INFORMATION:
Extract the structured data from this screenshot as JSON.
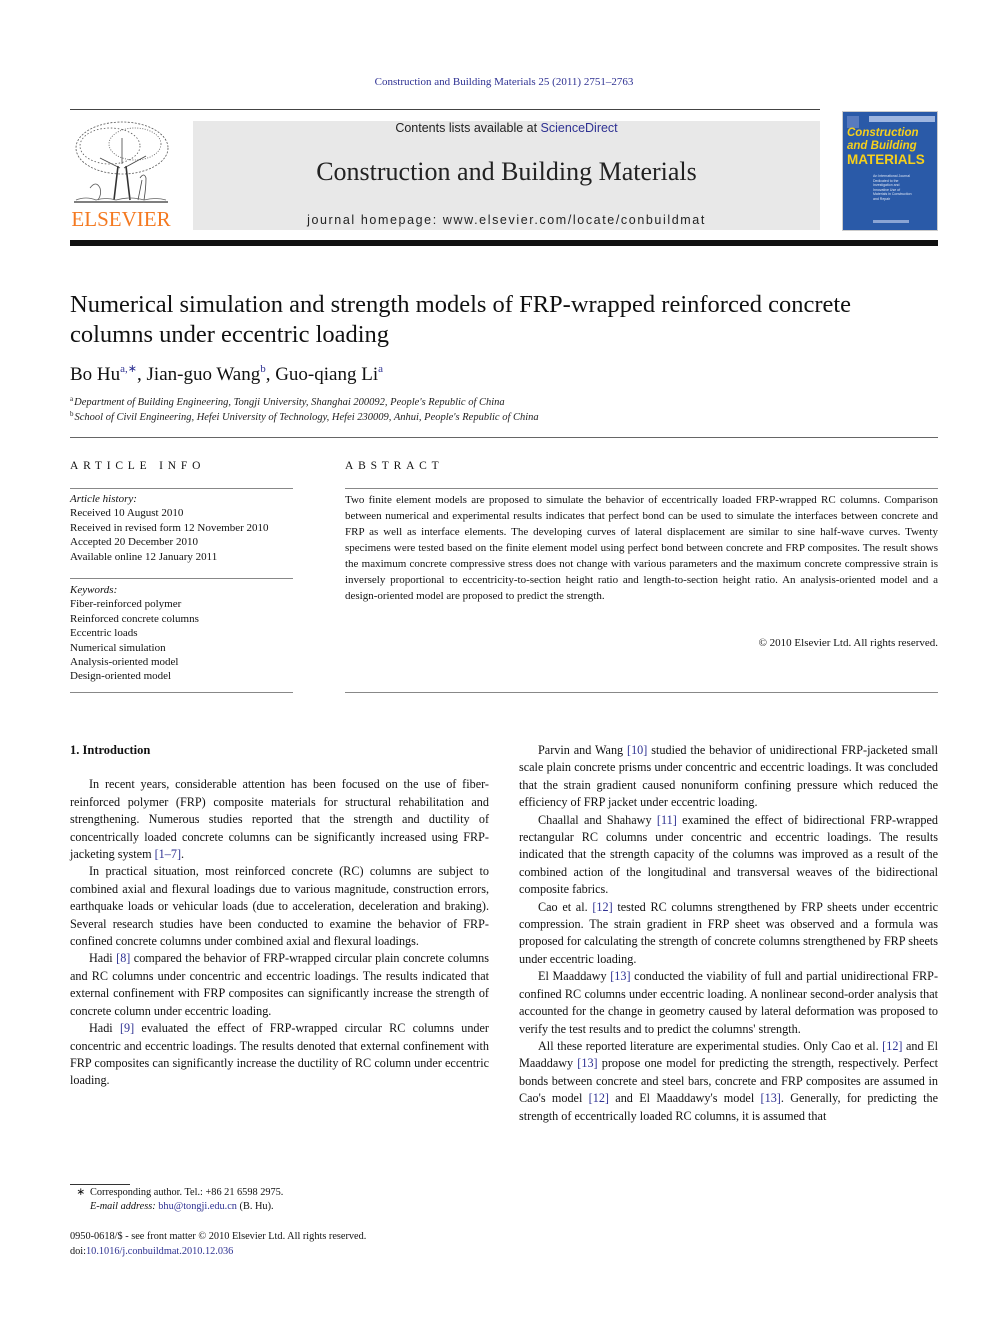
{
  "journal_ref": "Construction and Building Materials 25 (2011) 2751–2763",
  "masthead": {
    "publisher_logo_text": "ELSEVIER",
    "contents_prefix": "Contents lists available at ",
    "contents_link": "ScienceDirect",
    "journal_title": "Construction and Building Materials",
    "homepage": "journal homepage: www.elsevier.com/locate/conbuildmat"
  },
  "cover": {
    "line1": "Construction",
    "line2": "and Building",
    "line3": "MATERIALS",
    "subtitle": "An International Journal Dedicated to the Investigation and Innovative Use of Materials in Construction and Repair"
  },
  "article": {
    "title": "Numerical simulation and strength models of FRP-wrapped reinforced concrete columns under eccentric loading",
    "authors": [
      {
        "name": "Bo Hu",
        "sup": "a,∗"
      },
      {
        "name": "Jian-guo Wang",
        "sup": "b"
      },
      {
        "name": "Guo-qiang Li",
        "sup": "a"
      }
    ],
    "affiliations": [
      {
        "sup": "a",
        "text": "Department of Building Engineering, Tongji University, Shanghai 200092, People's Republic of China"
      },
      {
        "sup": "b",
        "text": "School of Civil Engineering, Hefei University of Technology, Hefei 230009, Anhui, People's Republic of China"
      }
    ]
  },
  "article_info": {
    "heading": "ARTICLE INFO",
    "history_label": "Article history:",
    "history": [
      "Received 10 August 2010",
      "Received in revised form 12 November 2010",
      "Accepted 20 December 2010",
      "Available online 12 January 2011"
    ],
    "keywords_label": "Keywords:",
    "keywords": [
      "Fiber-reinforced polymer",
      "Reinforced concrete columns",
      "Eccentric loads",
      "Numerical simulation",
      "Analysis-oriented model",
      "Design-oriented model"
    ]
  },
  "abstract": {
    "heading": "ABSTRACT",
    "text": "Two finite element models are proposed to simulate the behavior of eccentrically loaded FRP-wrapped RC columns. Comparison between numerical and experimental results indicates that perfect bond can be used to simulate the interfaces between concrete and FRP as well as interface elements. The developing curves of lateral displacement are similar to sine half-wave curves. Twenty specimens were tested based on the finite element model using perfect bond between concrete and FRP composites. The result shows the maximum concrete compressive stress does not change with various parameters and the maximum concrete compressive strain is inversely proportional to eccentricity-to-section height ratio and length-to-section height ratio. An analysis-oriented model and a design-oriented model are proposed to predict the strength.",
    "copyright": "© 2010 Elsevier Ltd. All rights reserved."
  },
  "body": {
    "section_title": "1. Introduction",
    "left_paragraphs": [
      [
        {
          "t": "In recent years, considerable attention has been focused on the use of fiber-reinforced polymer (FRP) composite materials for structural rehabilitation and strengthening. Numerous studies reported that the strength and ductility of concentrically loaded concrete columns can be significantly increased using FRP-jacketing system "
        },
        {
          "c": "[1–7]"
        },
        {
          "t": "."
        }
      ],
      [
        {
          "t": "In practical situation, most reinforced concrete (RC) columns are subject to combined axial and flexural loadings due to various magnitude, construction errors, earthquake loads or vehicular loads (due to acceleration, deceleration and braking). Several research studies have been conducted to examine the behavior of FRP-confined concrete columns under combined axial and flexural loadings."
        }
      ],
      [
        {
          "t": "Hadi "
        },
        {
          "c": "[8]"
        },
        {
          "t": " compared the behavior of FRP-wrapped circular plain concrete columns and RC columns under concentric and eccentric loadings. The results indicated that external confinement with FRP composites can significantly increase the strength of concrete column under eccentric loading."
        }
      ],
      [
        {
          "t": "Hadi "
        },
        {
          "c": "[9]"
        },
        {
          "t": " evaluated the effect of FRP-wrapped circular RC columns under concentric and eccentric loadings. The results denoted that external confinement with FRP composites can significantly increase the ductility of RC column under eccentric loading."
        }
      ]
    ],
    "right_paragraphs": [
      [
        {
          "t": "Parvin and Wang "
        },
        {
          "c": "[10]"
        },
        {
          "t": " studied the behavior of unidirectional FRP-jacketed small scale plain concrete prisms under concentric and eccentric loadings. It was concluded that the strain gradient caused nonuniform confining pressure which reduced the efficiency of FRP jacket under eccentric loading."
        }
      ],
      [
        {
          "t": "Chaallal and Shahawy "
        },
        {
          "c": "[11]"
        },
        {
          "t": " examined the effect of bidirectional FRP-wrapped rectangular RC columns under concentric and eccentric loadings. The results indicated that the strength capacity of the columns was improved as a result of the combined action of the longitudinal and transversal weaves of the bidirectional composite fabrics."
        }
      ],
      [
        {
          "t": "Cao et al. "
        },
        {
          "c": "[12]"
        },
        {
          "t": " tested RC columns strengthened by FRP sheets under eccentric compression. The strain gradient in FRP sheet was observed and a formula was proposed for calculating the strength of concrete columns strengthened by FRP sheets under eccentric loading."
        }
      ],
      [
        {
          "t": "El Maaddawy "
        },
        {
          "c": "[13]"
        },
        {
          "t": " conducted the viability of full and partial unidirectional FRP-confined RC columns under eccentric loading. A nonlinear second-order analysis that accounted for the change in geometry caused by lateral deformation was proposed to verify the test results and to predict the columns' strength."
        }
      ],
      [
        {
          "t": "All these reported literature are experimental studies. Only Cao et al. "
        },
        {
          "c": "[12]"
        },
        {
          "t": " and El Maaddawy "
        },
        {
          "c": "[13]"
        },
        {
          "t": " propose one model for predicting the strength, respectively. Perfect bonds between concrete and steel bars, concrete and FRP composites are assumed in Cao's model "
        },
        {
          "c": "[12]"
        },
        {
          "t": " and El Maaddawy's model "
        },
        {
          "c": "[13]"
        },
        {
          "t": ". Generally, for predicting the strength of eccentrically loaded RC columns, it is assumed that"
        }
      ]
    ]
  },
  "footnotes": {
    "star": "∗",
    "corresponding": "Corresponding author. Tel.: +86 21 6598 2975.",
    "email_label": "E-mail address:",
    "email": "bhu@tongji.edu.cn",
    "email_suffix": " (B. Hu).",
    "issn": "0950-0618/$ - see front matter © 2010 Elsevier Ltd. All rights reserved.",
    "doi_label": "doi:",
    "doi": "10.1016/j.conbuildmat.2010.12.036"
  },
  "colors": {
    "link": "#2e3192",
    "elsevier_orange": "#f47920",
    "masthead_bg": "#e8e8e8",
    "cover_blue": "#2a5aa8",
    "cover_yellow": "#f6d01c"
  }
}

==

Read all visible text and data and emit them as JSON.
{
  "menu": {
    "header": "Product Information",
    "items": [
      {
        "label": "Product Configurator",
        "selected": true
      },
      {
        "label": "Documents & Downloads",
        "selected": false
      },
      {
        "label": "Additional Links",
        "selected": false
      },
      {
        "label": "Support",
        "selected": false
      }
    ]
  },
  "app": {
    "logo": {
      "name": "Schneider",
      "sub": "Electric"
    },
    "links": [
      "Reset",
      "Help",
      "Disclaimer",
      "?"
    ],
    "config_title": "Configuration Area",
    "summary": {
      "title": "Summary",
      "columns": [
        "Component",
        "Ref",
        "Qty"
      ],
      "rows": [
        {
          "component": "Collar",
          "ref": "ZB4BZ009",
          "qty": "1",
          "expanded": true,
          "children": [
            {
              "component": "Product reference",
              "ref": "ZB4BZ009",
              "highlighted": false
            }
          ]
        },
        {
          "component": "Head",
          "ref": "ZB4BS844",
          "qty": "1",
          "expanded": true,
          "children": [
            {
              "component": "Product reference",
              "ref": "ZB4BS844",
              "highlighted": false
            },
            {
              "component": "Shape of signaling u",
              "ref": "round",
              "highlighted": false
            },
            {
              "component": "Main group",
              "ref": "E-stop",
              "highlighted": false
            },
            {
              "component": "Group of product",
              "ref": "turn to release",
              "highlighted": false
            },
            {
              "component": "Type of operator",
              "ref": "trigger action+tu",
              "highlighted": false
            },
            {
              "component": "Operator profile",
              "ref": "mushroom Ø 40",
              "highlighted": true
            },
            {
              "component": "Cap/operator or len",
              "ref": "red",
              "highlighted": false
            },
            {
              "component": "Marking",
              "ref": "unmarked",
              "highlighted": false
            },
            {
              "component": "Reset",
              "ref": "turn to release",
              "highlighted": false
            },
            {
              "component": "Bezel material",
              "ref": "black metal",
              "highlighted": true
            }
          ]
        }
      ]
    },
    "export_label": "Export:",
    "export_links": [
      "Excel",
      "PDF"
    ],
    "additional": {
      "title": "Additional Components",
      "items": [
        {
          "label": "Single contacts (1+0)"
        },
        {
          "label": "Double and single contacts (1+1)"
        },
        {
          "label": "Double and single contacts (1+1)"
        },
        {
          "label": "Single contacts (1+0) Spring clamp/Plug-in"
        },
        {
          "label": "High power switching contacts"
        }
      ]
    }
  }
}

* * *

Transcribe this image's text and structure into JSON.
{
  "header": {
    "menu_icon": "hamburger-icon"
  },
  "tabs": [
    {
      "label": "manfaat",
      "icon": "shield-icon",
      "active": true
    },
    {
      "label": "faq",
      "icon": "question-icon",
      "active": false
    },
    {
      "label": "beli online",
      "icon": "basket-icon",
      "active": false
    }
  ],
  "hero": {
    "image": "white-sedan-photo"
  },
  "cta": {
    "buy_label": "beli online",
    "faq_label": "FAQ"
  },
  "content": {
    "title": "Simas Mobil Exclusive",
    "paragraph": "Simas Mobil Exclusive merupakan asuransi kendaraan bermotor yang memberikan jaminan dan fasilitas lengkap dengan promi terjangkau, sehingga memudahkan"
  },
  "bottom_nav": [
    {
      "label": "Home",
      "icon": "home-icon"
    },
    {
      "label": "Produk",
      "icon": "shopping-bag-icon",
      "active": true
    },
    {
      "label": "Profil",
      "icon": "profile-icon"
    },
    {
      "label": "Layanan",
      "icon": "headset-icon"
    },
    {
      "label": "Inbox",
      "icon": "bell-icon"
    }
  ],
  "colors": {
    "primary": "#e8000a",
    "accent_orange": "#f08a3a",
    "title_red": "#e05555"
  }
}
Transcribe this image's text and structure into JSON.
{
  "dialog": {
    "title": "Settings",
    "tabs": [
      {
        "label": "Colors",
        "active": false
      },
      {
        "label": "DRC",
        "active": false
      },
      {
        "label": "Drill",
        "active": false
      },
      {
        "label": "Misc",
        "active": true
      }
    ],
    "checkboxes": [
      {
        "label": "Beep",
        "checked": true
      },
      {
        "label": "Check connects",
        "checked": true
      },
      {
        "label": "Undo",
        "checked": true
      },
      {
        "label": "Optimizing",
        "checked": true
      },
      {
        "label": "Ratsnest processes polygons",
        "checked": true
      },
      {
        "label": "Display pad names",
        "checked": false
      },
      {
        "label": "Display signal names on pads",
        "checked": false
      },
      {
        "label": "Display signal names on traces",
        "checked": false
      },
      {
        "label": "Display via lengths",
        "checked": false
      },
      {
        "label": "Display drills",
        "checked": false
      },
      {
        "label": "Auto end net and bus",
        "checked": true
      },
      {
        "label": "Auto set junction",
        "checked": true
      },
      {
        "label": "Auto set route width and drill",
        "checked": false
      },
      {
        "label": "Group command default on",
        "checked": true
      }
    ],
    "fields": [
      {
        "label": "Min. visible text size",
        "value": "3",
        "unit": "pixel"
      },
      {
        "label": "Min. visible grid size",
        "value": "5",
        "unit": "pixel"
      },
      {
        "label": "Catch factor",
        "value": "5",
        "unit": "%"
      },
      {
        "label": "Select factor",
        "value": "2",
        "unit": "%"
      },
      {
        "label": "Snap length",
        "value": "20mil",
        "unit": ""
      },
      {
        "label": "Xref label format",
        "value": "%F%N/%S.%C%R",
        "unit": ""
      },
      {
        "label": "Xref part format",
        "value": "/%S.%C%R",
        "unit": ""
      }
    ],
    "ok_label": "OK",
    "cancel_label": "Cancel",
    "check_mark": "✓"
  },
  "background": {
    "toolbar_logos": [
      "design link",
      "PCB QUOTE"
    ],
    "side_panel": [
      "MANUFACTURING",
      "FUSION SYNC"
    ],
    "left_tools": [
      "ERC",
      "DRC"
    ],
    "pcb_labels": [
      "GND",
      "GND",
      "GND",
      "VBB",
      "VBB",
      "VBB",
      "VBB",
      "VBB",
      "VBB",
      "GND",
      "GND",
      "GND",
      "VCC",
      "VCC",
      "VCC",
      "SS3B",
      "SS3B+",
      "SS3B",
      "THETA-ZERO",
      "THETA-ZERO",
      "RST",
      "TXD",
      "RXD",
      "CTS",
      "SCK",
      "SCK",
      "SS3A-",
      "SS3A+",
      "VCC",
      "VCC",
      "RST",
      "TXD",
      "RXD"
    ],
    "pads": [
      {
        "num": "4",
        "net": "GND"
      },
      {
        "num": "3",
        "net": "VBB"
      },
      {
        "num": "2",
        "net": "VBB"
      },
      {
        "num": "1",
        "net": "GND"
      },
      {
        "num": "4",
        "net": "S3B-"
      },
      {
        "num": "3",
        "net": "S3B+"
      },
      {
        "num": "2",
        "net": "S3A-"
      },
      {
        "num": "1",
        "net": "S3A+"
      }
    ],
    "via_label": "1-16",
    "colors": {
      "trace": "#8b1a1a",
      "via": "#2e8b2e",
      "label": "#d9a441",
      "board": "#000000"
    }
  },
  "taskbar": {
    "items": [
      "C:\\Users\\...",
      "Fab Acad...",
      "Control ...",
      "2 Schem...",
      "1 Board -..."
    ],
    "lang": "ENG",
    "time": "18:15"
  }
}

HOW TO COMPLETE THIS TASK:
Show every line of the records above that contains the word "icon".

SOLUTION TO THIS TASK:
    "menu_icon": "hamburger-icon"
      "icon": "shield-icon",
      "icon": "question-icon",
      "icon": "basket-icon",
      "icon": "home-icon"
      "icon": "shopping-bag-icon",
      "icon": "profile-icon"
      "icon": "headset-icon"
      "icon": "bell-icon"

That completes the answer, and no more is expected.